Faced with swelling vacancy rates and tepid demand from Corporate America, office owners are trimming expansion plans. Duke Realty Corp., No. 5 on NREI's top office owner's ranking this year, is a typical example. The Indianapolis-based owner has cut itsactivity by more than 50% since the building boom of the late 1990s. At the same time, the company is sticking to its core strength — the suburban office market.
Amid the seemingly endless demand for office space in the late 1990s, Duke Realty was building between 2.5 million sq. ft. and 3 million sq. ft. of new space per year. Today, the company has slashed that amount to about 900,000 sq. ft.
Specis but a distant memory. With the nationwide vacancy rate for Class-A office space approaching 17%, according to CoStar Group, those projects are far too risky. “Now, pretty much all the development we're doing is build-to-suit or substantially pre-leased buildings,” says Denny Oklak, president and COO of Duke Realty. “We're still very aggressive and are looking hard to find companies that want to move into a building right off the bat.”
Focusing On The 'Burbs
Duke, a real estatetrust (REIT) that went public in 1993, also continues to focus its development activity in the suburbs. Aside from a few office buildings in downtown Indianapolis and Cincinnati, Duke's portfolio is made up predominantly of suburban properties in the Midwest and Southeast. “We think the risk profile in the CBD markets is greater — they're generally larger buildings with more turnover,” Oklak says. “We have really shied away from the downtown markets and believe you can do just as well long-term in the suburban market.”

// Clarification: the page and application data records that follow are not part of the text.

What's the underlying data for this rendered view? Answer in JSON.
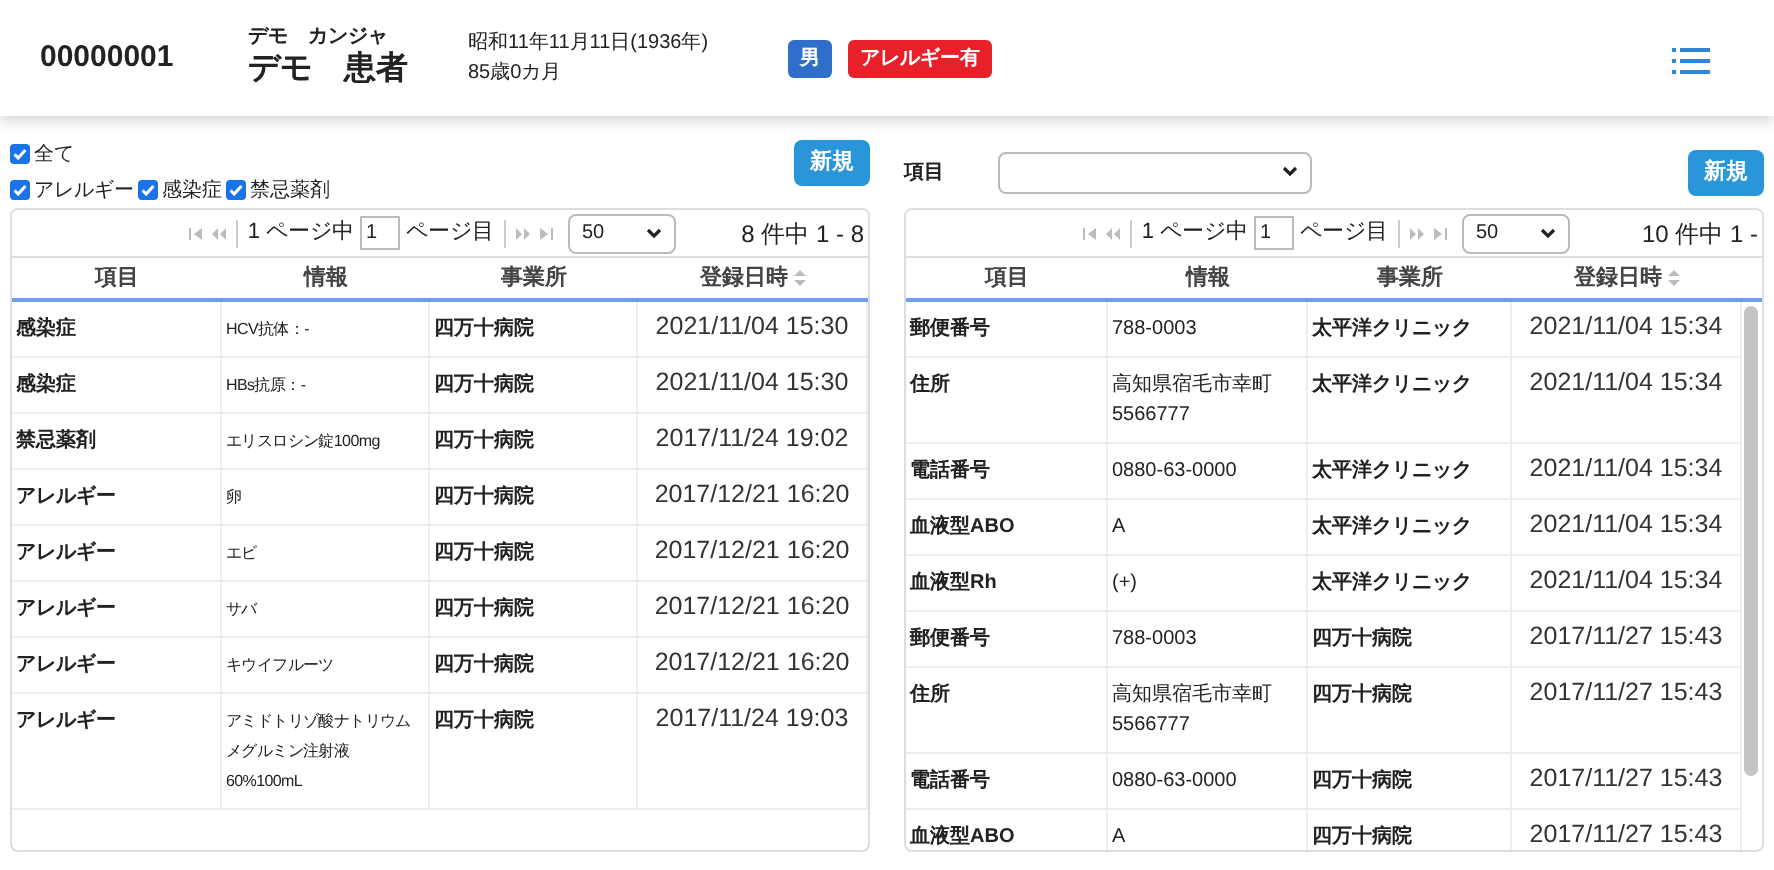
{
  "header": {
    "patient_id": "00000001",
    "kana": "デモ　カンジャ",
    "name": "デモ　患者",
    "dob": "昭和11年11月11日(1936年)",
    "age": "85歳0カ月",
    "badges": [
      {
        "label": "男",
        "color": "#2f6fc9"
      },
      {
        "label": "アレルギー有",
        "color": "#e8202a"
      }
    ]
  },
  "left": {
    "filters": [
      {
        "label": "全て",
        "checked": true
      },
      {
        "label": "アレルギー",
        "checked": true
      },
      {
        "label": "感染症",
        "checked": true
      },
      {
        "label": "禁忌薬剤",
        "checked": true
      }
    ],
    "new_button": "新規",
    "pager": {
      "pages": "1 ページ中",
      "page": "1",
      "page_suffix": "ページ目",
      "per_page": "50",
      "count": "8 件中 1 - 8"
    },
    "columns": [
      {
        "label": "項目",
        "sortable": false
      },
      {
        "label": "情報",
        "sortable": false
      },
      {
        "label": "事業所",
        "sortable": false
      },
      {
        "label": "登録日時",
        "sortable": true
      }
    ],
    "rows": [
      [
        "感染症",
        "HCV抗体：-",
        "四万十病院",
        "2021/11/04 15:30"
      ],
      [
        "感染症",
        "HBs抗原：-",
        "四万十病院",
        "2021/11/04 15:30"
      ],
      [
        "禁忌薬剤",
        "エリスロシン錠100mg",
        "四万十病院",
        "2017/11/24 19:02"
      ],
      [
        "アレルギー",
        "卵",
        "四万十病院",
        "2017/12/21 16:20"
      ],
      [
        "アレルギー",
        "エビ",
        "四万十病院",
        "2017/12/21 16:20"
      ],
      [
        "アレルギー",
        "サバ",
        "四万十病院",
        "2017/12/21 16:20"
      ],
      [
        "アレルギー",
        "キウイフルーツ",
        "四万十病院",
        "2017/12/21 16:20"
      ],
      [
        "アレルギー",
        "アミドトリゾ酸ナトリウムメグルミン注射液 60%100mL",
        "四万十病院",
        "2017/11/24 19:03"
      ]
    ]
  },
  "right": {
    "filter_label": "項目",
    "new_button": "新規",
    "pager": {
      "pages": "1 ページ中",
      "page": "1",
      "page_suffix": "ページ目",
      "per_page": "50",
      "count": "10 件中 1 -"
    },
    "columns": [
      {
        "label": "項目",
        "sortable": false
      },
      {
        "label": "情報",
        "sortable": false
      },
      {
        "label": "事業所",
        "sortable": false
      },
      {
        "label": "登録日時",
        "sortable": true
      }
    ],
    "rows": [
      [
        "郵便番号",
        "788-0003",
        "太平洋クリニック",
        "2021/11/04 15:34"
      ],
      [
        "住所",
        "高知県宿毛市幸町5566777",
        "太平洋クリニック",
        "2021/11/04 15:34"
      ],
      [
        "電話番号",
        "0880-63-0000",
        "太平洋クリニック",
        "2021/11/04 15:34"
      ],
      [
        "血液型ABO",
        "A",
        "太平洋クリニック",
        "2021/11/04 15:34"
      ],
      [
        "血液型Rh",
        "(+)",
        "太平洋クリニック",
        "2021/11/04 15:34"
      ],
      [
        "郵便番号",
        "788-0003",
        "四万十病院",
        "2017/11/27 15:43"
      ],
      [
        "住所",
        "高知県宿毛市幸町5566777",
        "四万十病院",
        "2017/11/27 15:43"
      ],
      [
        "電話番号",
        "0880-63-0000",
        "四万十病院",
        "2017/11/27 15:43"
      ],
      [
        "血液型ABO",
        "A",
        "四万十病院",
        "2017/11/27 15:43"
      ]
    ]
  }
}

As of Dec. 31, 2002, Duke's office portfolio totalled 25.6 million sq. ft., up from 25 million sq. ft. the previous year. Although the company's industrial portfolio — which at 81.7 million sq. ft. is one of the nation's largest — far outweighs its office holdings, Oklak notes that the $5 billion value of its portfolio is split roughly 50-50 between the two property types.
As of June 20, the stock price for Duke Realty (NYSE:DRE) registered $26.97, down from the 52-week high of $29.30, but well above the 52-week low of $21.40.
Still Eyeing Growth
The office portfolio grew at breakneck speed in the 1990s through acquisitions and new development. After purchasing its first office property in its hometown of Indianapolis in the late 1970s, Duke's office portfolio shot up to 7.2 million sq. ft. in 1993 and 16.2 million sq. ft. in 1997.
Oklak says the company's current goal is to expand its office holdings in Atlanta, Nashville, Raleigh/Durham, N.C., and the Central Florida markets of Tampa and Orlando. Duke entered those markets in 1999 when it acquired a portfolio of mainly industrial properties from Atlanta-based Weeks Corp.
However, before the company can make a major push in those cities, it will have to wait for vacancy rates to subside. The first-quarter 2003 vacancy rate for Class-A space registered 21.2% in Atlanta and a whopping 24.5% in Raleigh/Durham, according to Bethesda, Md-based CoStar Group.
Duke's biggest office project under development is a 225,000 sq. ft. build-to-suit project for Community Insurance in the northeast suburbs of Cincinnati. The project will cost approximately $27 million and be completed in the fourth quarter of this year.
Vacancy rates in Duke's portfolio increased from 14.7% in the first quarter of 2002 to 14.9% in the first quarter of this year. During that same period, the national vacancy rate for Class-A office space rose from 14.4% to 16.7%, and vacancies for all classes of space rose from 13% to 14.7%, according to CoStar.
Despite the heightened competition from institutional investors, acquisitions at the company rose from 258,000 sq. ft. in 2001 to 928,00 sq. ft. in 2002. The company's lone acquisition in the first quarter of 2003 was a two-building, 301,000 sq. ft. office complex in the Northern Perimeter submarket of Atlanta. Duke paid approximately $40 million for the property in a sale-leasebackwith Lucent Technologies Inc.
Although Duke has scaled back new development in the past two years, it is in a good position to pick up the pace because it owns plenty of land in each of its major markets. Duke's undeveloped land holdings can support about 62 million sq. ft. of future development, with about 20% of that property set aside for office space.
Emphasizes Oklak, “We really believe that once things turn around, we're poised to grow our revenue stream and our earnings through new development.”